To begin to explain this, I need to speak about power. What kind of power may we seize upon to try to change this situation? Too many people, I am afraid, have placed their hopes in legal power, political power. The belief is that if we work hard enough we can get the laws changed, put abortionists on trial and close down abortion clinics. To this end, we demonstrate, withhold taxes, and organize lobbies and chain ourselves to fences. I am not suggesting that these things do not need to be done; after all, real people are dying. This battle is more than academic. And yet, the only real solution is long-range. This battle, in the end, cannot be won legally and politically. Ultimately, more so than laws, hearts need to be changed.

Conversion is the only effective way of ultimately ending abortions. Abortion clinics will shut down when nobody shows up at their doors any more. To win the battle politically, without a conversion of hearts, will simply roll back the clock, drive people into illegal backroom clinics, allow abortionists like Henry Morgentaler to posture as martyrs, and lead to a renewed effort on the part of the pro-abortionists. It will be a temporary slowing down of abortions, at best. Moreover, this conversion must involve a conversion within relationships. Today, the issue of abortion cannot be fairly thought out because radical feminism has claimed pro-choice as one of its key liberation items. To be pro-life is to be classified as anti-feminist.

This is tragic for both sides on this issue because, consequently, sincere people, including women, are forced to distance themselves from feminism; and feminists, on their part, are all too often forced to distance themselves from one of the things they would most need to change in order to bring about healthier relationships between women and men – namely, the stopping of abortion. Radical feminism has seen, and rightly so, a connection between the abortion issue and feminine oppression. Unfortunately, it has not always, in my opinion, understood that connection correctly, even as it intuited its gravity. The oppression of women in our culture is especially sexual. In a culture that is sexually irresponsible, the inevitable losers are women. They end up suffering the most.
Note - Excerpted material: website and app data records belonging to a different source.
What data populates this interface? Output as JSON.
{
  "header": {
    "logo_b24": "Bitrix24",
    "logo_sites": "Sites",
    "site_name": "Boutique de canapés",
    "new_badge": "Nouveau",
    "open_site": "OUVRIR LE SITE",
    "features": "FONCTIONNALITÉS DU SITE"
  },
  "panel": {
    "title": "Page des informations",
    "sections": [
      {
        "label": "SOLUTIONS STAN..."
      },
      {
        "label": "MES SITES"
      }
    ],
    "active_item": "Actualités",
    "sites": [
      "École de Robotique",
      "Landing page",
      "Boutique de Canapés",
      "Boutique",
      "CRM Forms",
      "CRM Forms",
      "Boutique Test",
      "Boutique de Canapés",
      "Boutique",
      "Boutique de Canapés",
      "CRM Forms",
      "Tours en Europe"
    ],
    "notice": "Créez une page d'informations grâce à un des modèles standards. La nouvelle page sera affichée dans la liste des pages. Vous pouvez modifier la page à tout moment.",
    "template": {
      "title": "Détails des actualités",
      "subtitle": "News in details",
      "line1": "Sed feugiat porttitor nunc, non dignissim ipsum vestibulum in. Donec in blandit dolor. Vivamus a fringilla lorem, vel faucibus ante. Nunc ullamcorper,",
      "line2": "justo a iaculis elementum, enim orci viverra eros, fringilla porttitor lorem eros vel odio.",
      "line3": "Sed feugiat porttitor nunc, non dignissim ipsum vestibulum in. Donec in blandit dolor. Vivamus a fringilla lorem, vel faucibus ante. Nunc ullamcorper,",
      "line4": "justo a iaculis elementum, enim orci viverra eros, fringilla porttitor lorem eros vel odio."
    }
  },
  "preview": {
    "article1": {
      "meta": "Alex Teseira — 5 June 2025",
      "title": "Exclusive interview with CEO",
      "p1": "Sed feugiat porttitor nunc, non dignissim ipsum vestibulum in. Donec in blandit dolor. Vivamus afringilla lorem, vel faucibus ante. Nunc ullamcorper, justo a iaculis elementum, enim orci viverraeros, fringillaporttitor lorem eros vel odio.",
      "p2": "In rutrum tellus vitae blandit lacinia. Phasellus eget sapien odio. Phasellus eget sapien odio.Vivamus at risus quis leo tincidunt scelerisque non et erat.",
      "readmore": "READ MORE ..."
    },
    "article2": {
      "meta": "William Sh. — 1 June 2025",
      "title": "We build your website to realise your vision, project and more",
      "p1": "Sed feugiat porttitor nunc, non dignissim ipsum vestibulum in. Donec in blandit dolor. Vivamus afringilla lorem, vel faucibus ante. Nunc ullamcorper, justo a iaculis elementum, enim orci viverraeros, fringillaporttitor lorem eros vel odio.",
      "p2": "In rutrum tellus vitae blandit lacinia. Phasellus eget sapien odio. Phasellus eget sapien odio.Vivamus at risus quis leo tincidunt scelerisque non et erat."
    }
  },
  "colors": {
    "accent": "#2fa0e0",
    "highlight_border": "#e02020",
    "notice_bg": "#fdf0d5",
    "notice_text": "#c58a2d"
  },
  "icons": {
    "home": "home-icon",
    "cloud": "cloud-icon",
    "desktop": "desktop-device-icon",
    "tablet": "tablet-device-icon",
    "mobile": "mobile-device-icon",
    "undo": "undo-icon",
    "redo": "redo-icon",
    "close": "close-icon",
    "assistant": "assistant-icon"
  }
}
When a culture exists within which men and women do not trust each other, within which sexual irresponsibility is encouraged in (and even, at times, forced upon) young people, and within which women – for reasons which are often far beyond their free choosing, sleep with and conceive children from men whom they hardly know, don’t trust, and do not want to raise a child with – you inevitably have abortion. But it is not the girl or woman who shows up at the abortion clinic who is most to blame, nor perhaps even the boy or man who impregnates her. We are all to blame. The lady who stands before the abortionists is, with her child, victim, the tip of a pinecone of irresponsibility and oppression. And, on her part, abortion is an act of resignation. No woman ever really wants an abortion and no woman is ever happy for having had one. As Ginny Soley puts it in a recent Sojourner article: “Abortion is, finally, an act of despair. The decision to have an abortion reflects a woman’s lack of confidence in herself. It means that she does not trust the man with whom she is in relationship. It means that she has no belief in long-lasting, long-term, stable relationships between men and women. In fact, it means that she has lost confidence in life itself.” (Sojourners, October, 1986)

The road to final victory on the issue of abortion is long, the task mammoth. Hearts need to change, relationship need to change, sexual patterns need to change, oppression needs to be recognized; and real villains and real victims must be more accurately named.